A Brief Narrative Summary of Randomized Controlled Trials Investigating EMDR Treatment of Patients With Depression
Depression, one of the most common mental disorders, is characterized by enormous social costs and limited rates of treatment success, even though psychotherapeutic and pharmacological treatments currently contribute to an increase in the remission rate. In light of recent studies that have shown that traumas and adverse life experiences may represent risk factors for the onset of depression, the therapeutic approach of eye movement desensitization and reprocessing (EMDR) therapy has been seen as potentially effective in the treatment of depression. The purpose of the present brief narrative review is to summarize the current literature on the efficacy of EMDR in patients with depression, in particular by referring to randomized controlled clinical trials (RCTs) that examined depression as a primary outcome.

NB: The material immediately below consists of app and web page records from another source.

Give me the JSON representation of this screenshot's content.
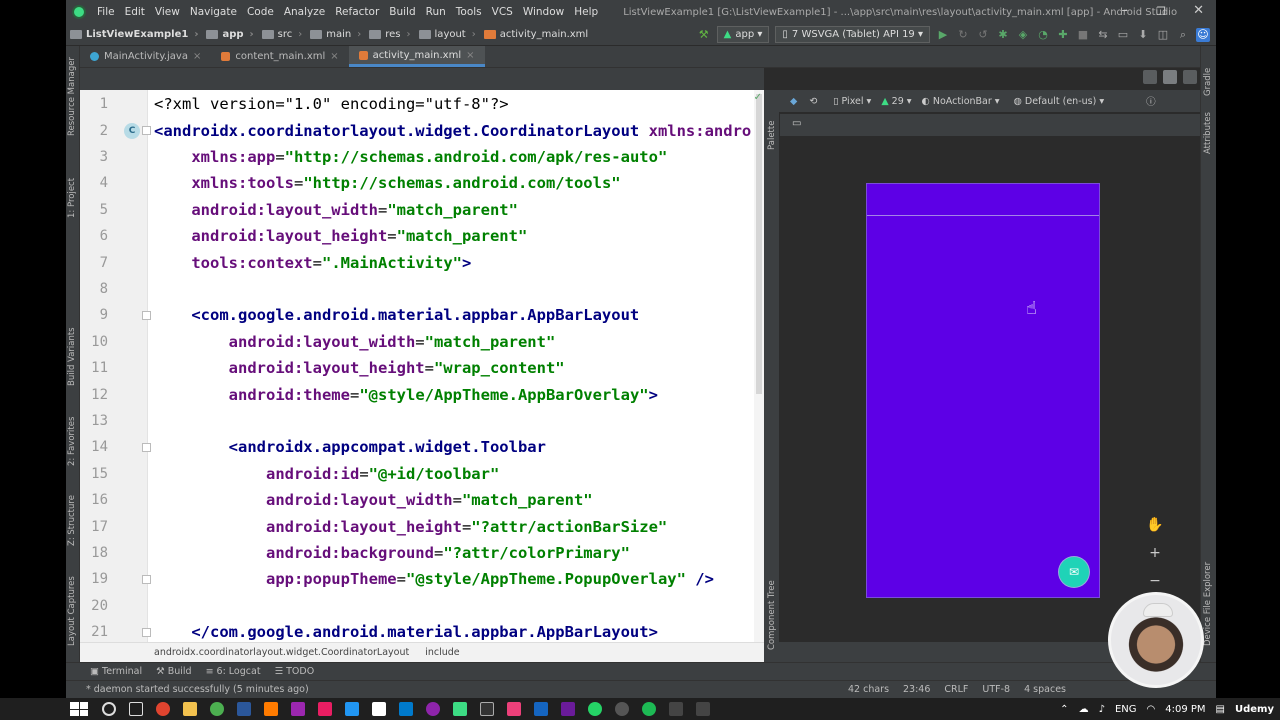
{
  "window": {
    "menu": [
      "File",
      "Edit",
      "View",
      "Navigate",
      "Code",
      "Analyze",
      "Refactor",
      "Build",
      "Run",
      "Tools",
      "VCS",
      "Window",
      "Help"
    ],
    "title": "ListViewExample1 [G:\\ListViewExample1] - ...\\app\\src\\main\\res\\layout\\activity_main.xml [app] - Android Studio",
    "controls": [
      "–",
      "❐",
      "✕"
    ]
  },
  "nav": {
    "breadcrumbs": [
      "ListViewExample1",
      "app",
      "src",
      "main",
      "res",
      "layout",
      "activity_main.xml"
    ],
    "run_config": "app",
    "device": "7  WSVGA (Tablet) API 19"
  },
  "tabs": [
    {
      "label": "MainActivity.java",
      "color": "#3ea6d3"
    },
    {
      "label": "content_main.xml",
      "color": "#e07b3a"
    },
    {
      "label": "activity_main.xml",
      "color": "#e07b3a",
      "active": true
    }
  ],
  "left_stripe": [
    "Resource Manager",
    "1: Project",
    "Build Variants",
    "2: Favorites",
    "Z: Structure",
    "Layout Captures"
  ],
  "right_stripe": [
    "Gradle",
    "Attributes",
    "Device File Explorer"
  ],
  "designer_stripe": [
    "Palette",
    "Component Tree"
  ],
  "code": [
    {
      "n": "1",
      "parts": [
        [
          "pi",
          "<?xml version=\"1.0\" encoding=\"utf-8\"?>"
        ]
      ]
    },
    {
      "n": "2",
      "mark": "C",
      "parts": [
        [
          "tag",
          "<androidx.coordinatorlayout.widget.CoordinatorLayout"
        ],
        [
          "pi",
          " "
        ],
        [
          "attr",
          "xmlns:andro"
        ]
      ]
    },
    {
      "n": "3",
      "parts": [
        [
          "pi",
          "    "
        ],
        [
          "attr",
          "xmlns:app"
        ],
        [
          "pi",
          "="
        ],
        [
          "val",
          "\"http://schemas.android.com/apk/res-auto\""
        ]
      ]
    },
    {
      "n": "4",
      "parts": [
        [
          "pi",
          "    "
        ],
        [
          "attr",
          "xmlns:tools"
        ],
        [
          "pi",
          "="
        ],
        [
          "val",
          "\"http://schemas.android.com/tools\""
        ]
      ]
    },
    {
      "n": "5",
      "parts": [
        [
          "pi",
          "    "
        ],
        [
          "attr",
          "android:layout_width"
        ],
        [
          "pi",
          "="
        ],
        [
          "val",
          "\"match_parent\""
        ]
      ]
    },
    {
      "n": "6",
      "parts": [
        [
          "pi",
          "    "
        ],
        [
          "attr",
          "android:layout_height"
        ],
        [
          "pi",
          "="
        ],
        [
          "val",
          "\"match_parent\""
        ]
      ]
    },
    {
      "n": "7",
      "parts": [
        [
          "pi",
          "    "
        ],
        [
          "attr",
          "tools:context"
        ],
        [
          "pi",
          "="
        ],
        [
          "val",
          "\".MainActivity\""
        ],
        [
          "tag",
          ">"
        ]
      ]
    },
    {
      "n": "8",
      "parts": []
    },
    {
      "n": "9",
      "parts": [
        [
          "pi",
          "    "
        ],
        [
          "tag",
          "<com.google.android.material.appbar.AppBarLayout"
        ]
      ]
    },
    {
      "n": "10",
      "parts": [
        [
          "pi",
          "        "
        ],
        [
          "attr",
          "android:layout_width"
        ],
        [
          "pi",
          "="
        ],
        [
          "val",
          "\"match_parent\""
        ]
      ]
    },
    {
      "n": "11",
      "parts": [
        [
          "pi",
          "        "
        ],
        [
          "attr",
          "android:layout_height"
        ],
        [
          "pi",
          "="
        ],
        [
          "val",
          "\"wrap_content\""
        ]
      ]
    },
    {
      "n": "12",
      "parts": [
        [
          "pi",
          "        "
        ],
        [
          "attr",
          "android:theme"
        ],
        [
          "pi",
          "="
        ],
        [
          "val",
          "\"@style/AppTheme.AppBarOverlay\""
        ],
        [
          "tag",
          ">"
        ]
      ]
    },
    {
      "n": "13",
      "parts": []
    },
    {
      "n": "14",
      "parts": [
        [
          "pi",
          "        "
        ],
        [
          "tag",
          "<androidx.appcompat.widget.Toolbar"
        ]
      ]
    },
    {
      "n": "15",
      "parts": [
        [
          "pi",
          "            "
        ],
        [
          "attr",
          "android:id"
        ],
        [
          "pi",
          "="
        ],
        [
          "val",
          "\"@+id/toolbar\""
        ]
      ]
    },
    {
      "n": "16",
      "parts": [
        [
          "pi",
          "            "
        ],
        [
          "attr",
          "android:layout_width"
        ],
        [
          "pi",
          "="
        ],
        [
          "val",
          "\"match_parent\""
        ]
      ]
    },
    {
      "n": "17",
      "parts": [
        [
          "pi",
          "            "
        ],
        [
          "attr",
          "android:layout_height"
        ],
        [
          "pi",
          "="
        ],
        [
          "val",
          "\"?attr/actionBarSize\""
        ]
      ]
    },
    {
      "n": "18",
      "parts": [
        [
          "pi",
          "            "
        ],
        [
          "attr",
          "android:background"
        ],
        [
          "pi",
          "="
        ],
        [
          "val",
          "\"?attr/colorPrimary\""
        ]
      ]
    },
    {
      "n": "19",
      "parts": [
        [
          "pi",
          "            "
        ],
        [
          "attr",
          "app:popupTheme"
        ],
        [
          "pi",
          "="
        ],
        [
          "val",
          "\"@style/AppTheme.PopupOverlay\""
        ],
        [
          "tag",
          " />"
        ]
      ]
    },
    {
      "n": "20",
      "parts": []
    },
    {
      "n": "21",
      "parts": [
        [
          "pi",
          "    "
        ],
        [
          "tag",
          "</com.google.android.material.appbar.AppBarLayout>"
        ]
      ]
    }
  ],
  "editor_breadcrumb": [
    "androidx.coordinatorlayout.widget.CoordinatorLayout",
    "include"
  ],
  "design_toolbar": {
    "device": "Pixel",
    "api": "29",
    "theme": "NoActionBar",
    "locale": "Default (en-us)"
  },
  "phone": {
    "primary_color": "#5d00e6",
    "fab_color": "#1fd3b7"
  },
  "bottom_tools": [
    "Terminal",
    "Build",
    "6: Logcat",
    "TODO"
  ],
  "status": {
    "message": "* daemon started successfully (5 minutes ago)",
    "chars": "42 chars",
    "position": "23:46",
    "line_sep": "CRLF",
    "encoding": "UTF-8",
    "indent": "4 spaces"
  },
  "taskbar": {
    "lang": "ENG",
    "time": "4:09 PM",
    "brand": "Udemy"
  }
}
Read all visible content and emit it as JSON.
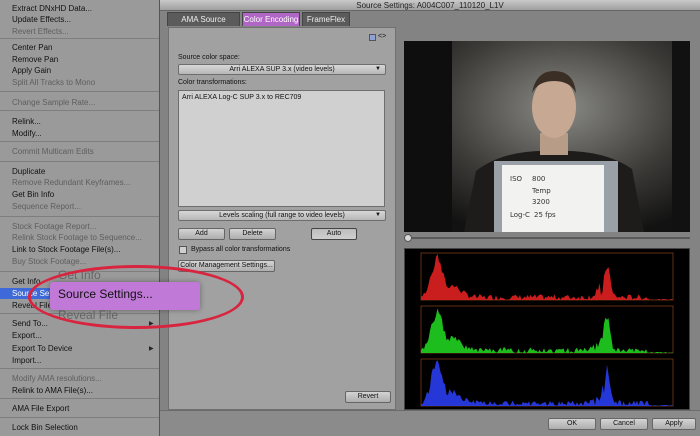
{
  "context_menu": {
    "items": [
      {
        "label": "Extract DNxHD Data...",
        "disabled": false
      },
      {
        "label": "Update Effects...",
        "disabled": false
      },
      {
        "label": "Revert Effects...",
        "disabled": true
      },
      {
        "label": "Center Pan",
        "disabled": false
      },
      {
        "label": "Remove Pan",
        "disabled": false
      },
      {
        "label": "Apply Gain",
        "disabled": false
      },
      {
        "label": "Split All Tracks to Mono",
        "disabled": true
      },
      {
        "label": "Change Sample Rate...",
        "disabled": true
      },
      {
        "label": "Relink...",
        "disabled": false
      },
      {
        "label": "Modify...",
        "disabled": false
      },
      {
        "label": "Commit Multicam Edits",
        "disabled": true
      },
      {
        "label": "Duplicate",
        "disabled": false
      },
      {
        "label": "Remove Redundant Keyframes...",
        "disabled": true
      },
      {
        "label": "Get Bin Info",
        "disabled": false
      },
      {
        "label": "Sequence Report...",
        "disabled": true
      },
      {
        "label": "Stock Footage Report...",
        "disabled": true
      },
      {
        "label": "Relink Stock Footage to Sequence...",
        "disabled": true
      },
      {
        "label": "Link to Stock Footage File(s)...",
        "disabled": false
      },
      {
        "label": "Buy Stock Footage...",
        "disabled": true
      },
      {
        "label": "Get Info",
        "disabled": false
      },
      {
        "label": "Source Settings...",
        "disabled": false,
        "highlighted": true
      },
      {
        "label": "Reveal File",
        "disabled": false
      },
      {
        "label": "Send To...",
        "disabled": false
      },
      {
        "label": "Export...",
        "disabled": false
      },
      {
        "label": "Export To Device",
        "disabled": false
      },
      {
        "label": "Import...",
        "disabled": false
      },
      {
        "label": "Modify AMA resolutions...",
        "disabled": true
      },
      {
        "label": "Relink to AMA File(s)...",
        "disabled": false
      },
      {
        "label": "AMA File Export",
        "disabled": false
      },
      {
        "label": "Lock Bin Selection",
        "disabled": false
      }
    ],
    "highlighted_short": "Source Setti"
  },
  "callout": {
    "label": "Source Settings...",
    "ghost_above": "Get Info",
    "ghost_below": "Reveal File"
  },
  "dialog": {
    "title": "Source Settings: A004C007_110120_L1V",
    "tabs": [
      "AMA Source Settings",
      "Color Encoding",
      "FrameFlex"
    ],
    "active_tab": "Color Encoding",
    "link_icon_text": "<>",
    "source_color_space_label": "Source color space:",
    "source_color_space_value": "Arri ALEXA SUP 3.x (video levels)",
    "color_transformations_label": "Color transformations:",
    "transformations": [
      "Arri ALEXA Log-C SUP 3.x to REC709"
    ],
    "levels_scaling": "Levels scaling (full range to video levels)",
    "buttons": {
      "add": "Add",
      "delete": "Delete",
      "auto": "Auto"
    },
    "bypass_label": "Bypass all color transformations",
    "color_management_button": "Color Management Settings...",
    "revert_button": "Revert",
    "footer": {
      "ok": "OK",
      "cancel": "Cancel",
      "apply": "Apply"
    }
  },
  "preview": {
    "card_lines": [
      "ISO",
      "Temp",
      "Log-C",
      "25 fps"
    ],
    "card_values": [
      "800",
      "3200",
      "",
      ""
    ]
  },
  "colors": {
    "menu_bg": "#9a9a9a",
    "highlight": "#3d6ad8",
    "active_tab": "#b066c5",
    "callout_ring": "#d9243f",
    "callout_fill": "#c079d6"
  }
}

The data examined are updated to March 2019 and count seven RCT studies covering the years from 2001 to 2019. They are heterogeneous by type of intervention and demographic characteristics of the sample. Although the selected studies are few and with different methodological critical issues, the findings reported by the different authors suggest in a preliminary way that EMDR can be a useful treatment for depression.